Tucked away on a secret spreadsheet, we at Art in Ad Places have a wish list of artists that we dream of working with. Marilyn Minter has been on that list since day one. Already a living legend, her protest work since the 2016 election has exemplified what artists can do in this moment. This week, we’re thrilled to install two of her iconic RESIST posters in Manhattan.

To echo Minter, there are so many ways to resist: voting, donating to campaigns and non-profits, organizing, protesting, volunteering… Find the ways that work for you, get active, stay active, stay strong, and resist.

RESIST  by Marilyn Minter. Photo by Luna Park.

RESIST by Marilyn Minter. Photo by Luna Park.

Choosing Community Rather Than Consumption

Moses , part of  All My Friends are Immigrants and Refugees  by Blanco. Photo by Luna Park.

Moses, part of All My Friends are Immigrants and Refugees by Blanco. Photo by Luna Park.

New York City has more foreign-born residents than any city in the country (and is second worldwide only to London). There are more immigrants living in New York City than the entire population of Chicago, and they make up nearly half of the city's workforce. To celebrate the contribution of immigrants to the city and the country, we spent our Labor Day weekend in Queens, installing work by Blanco in one of the country's most diverse neighborhoods.

Blanco says, "We live in a culture that forces a continuous barrage of marketing, consumption and advertising upon us everywhere we look. This endless and wanton consumption is creating grave outcomes on our planet and the way we perceive ourselves as people and cultures. We also live in a society that is highly stratified, unequal and unjust. Art in Ad Places endeavors to create a respite from the culture of consumption and stratification and gives space to ideas and artwork that challenge the status quo by their mere existence. I am pleased to take part in the Art in Ad Places campaign. It affords the opportunity to subvert the prevailing messaging of consumption and at the same time create support and solidarity in our community with immigrants and refugees who have been the targets of recent xenophobic vitriol from those who would hearken back to a fictional past. Nobody is free until we are all free."

As Blanco highlights, there's a disconnect between the selfish consumption that advertising encourages and the cross-cultural community-building that this political moment requires. Choose community.

Angela , part of  All My Friends are Immigrants and Refugees  by Blanco. Photo by Luna Park.

Angela, part of All My Friends are Immigrants and Refugees by Blanco. Photo by Luna Park.

Laith , part of  All My Friends are Immigrants and Refugees  by Blanco. Photo by Luna Park.

Laith, part of All My Friends are Immigrants and Refugees by Blanco. Photo by Luna Park.

Aleema , part of  All My Friends are Immigrants and Refugees  by Blanco. Photo by Luna Park.

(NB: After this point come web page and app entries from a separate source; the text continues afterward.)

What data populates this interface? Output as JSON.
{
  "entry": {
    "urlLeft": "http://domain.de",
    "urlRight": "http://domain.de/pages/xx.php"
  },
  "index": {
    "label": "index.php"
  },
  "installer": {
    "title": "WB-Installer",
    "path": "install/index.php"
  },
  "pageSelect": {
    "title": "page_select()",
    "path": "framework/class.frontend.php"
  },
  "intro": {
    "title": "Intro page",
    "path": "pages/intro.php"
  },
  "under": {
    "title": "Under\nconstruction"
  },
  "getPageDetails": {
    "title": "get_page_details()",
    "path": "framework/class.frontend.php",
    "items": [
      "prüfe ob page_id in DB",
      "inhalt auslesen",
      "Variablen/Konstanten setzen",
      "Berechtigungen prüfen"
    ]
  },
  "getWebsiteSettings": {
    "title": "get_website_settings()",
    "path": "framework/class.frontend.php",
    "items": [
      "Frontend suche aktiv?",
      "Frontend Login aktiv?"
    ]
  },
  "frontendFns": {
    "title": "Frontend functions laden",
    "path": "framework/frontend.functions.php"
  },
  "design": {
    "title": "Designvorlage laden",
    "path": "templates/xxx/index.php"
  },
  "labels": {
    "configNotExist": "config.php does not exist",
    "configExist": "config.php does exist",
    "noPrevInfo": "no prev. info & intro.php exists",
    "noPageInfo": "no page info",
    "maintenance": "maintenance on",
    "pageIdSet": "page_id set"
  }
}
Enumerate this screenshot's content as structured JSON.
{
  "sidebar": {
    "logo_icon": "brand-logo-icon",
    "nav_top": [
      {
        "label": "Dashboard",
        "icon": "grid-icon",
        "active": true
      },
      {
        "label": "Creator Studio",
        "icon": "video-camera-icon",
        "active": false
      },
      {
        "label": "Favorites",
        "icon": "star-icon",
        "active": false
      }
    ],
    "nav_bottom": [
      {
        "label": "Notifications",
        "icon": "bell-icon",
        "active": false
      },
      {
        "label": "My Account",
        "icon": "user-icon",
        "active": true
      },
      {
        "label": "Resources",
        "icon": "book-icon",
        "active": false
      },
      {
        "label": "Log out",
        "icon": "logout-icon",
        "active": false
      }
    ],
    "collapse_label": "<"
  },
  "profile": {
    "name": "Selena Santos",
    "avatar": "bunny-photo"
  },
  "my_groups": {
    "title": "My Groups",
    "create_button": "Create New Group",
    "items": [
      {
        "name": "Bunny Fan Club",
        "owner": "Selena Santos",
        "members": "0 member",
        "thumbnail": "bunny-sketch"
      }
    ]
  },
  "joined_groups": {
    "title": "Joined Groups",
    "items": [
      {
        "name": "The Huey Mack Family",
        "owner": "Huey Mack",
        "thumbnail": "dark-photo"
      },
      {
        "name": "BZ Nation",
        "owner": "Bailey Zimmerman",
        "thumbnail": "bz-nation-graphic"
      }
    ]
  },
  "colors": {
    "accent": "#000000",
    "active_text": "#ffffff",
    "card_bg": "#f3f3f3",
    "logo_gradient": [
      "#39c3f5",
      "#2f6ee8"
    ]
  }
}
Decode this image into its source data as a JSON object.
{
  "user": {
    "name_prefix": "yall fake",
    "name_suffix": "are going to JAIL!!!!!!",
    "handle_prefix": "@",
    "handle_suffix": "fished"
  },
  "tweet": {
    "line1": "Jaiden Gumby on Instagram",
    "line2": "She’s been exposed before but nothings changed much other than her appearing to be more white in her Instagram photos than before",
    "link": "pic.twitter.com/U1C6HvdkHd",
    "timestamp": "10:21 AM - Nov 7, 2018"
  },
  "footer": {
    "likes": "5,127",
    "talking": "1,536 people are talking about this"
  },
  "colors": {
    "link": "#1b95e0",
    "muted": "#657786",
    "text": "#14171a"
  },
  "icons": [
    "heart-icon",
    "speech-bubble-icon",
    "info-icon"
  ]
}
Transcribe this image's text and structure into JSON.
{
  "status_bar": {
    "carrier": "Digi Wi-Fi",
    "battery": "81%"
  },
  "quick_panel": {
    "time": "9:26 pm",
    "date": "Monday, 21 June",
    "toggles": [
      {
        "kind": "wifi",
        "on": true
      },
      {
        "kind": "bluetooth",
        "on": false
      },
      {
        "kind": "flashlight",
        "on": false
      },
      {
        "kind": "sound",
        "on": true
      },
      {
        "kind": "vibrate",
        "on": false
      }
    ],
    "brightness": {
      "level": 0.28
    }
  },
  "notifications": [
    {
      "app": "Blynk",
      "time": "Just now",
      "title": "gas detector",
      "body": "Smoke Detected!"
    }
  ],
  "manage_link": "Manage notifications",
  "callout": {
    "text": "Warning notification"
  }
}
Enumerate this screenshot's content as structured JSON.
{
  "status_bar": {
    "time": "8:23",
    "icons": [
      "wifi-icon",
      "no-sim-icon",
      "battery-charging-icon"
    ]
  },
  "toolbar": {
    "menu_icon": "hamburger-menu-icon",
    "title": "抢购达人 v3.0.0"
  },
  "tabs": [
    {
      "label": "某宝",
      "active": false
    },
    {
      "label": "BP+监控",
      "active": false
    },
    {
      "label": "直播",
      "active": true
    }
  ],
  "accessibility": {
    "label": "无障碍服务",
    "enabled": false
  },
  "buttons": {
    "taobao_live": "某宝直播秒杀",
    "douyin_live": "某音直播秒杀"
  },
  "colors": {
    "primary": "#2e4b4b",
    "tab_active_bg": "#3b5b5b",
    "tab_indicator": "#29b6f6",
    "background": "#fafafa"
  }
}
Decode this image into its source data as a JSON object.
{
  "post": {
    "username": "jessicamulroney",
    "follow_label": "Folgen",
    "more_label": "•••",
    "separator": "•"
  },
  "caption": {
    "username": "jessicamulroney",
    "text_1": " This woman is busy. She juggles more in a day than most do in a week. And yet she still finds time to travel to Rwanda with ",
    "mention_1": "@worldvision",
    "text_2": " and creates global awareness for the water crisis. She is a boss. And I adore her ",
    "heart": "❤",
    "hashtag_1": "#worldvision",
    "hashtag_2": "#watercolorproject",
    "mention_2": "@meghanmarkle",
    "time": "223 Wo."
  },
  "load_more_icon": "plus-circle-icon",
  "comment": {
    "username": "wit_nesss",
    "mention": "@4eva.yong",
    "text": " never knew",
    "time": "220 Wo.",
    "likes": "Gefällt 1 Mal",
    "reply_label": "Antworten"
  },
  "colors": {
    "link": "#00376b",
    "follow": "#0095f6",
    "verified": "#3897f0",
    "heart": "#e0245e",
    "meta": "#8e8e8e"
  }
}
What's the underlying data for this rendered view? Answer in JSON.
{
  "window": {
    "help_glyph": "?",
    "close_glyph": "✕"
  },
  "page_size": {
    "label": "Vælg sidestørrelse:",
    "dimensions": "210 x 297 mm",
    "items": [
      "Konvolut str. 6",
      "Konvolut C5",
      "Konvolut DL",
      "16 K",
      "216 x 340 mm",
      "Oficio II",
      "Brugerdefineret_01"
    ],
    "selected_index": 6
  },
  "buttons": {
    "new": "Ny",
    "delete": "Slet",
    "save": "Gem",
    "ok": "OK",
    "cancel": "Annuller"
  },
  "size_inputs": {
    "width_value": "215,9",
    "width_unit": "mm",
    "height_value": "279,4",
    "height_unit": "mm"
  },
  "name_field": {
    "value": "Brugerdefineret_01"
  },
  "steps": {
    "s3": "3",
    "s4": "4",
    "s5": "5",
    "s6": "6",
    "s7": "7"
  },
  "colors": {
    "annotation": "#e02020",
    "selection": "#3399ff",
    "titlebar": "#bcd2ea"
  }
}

Aleema, part of All My Friends are Immigrants and Refugees by Blanco. Photo by Luna Park.

Sana , part of  All My Friends are Immigrants and Refugees  by Blanco. Photo by Luna Park.

Sana, part of All My Friends are Immigrants and Refugees by Blanco. Photo by Luna Park.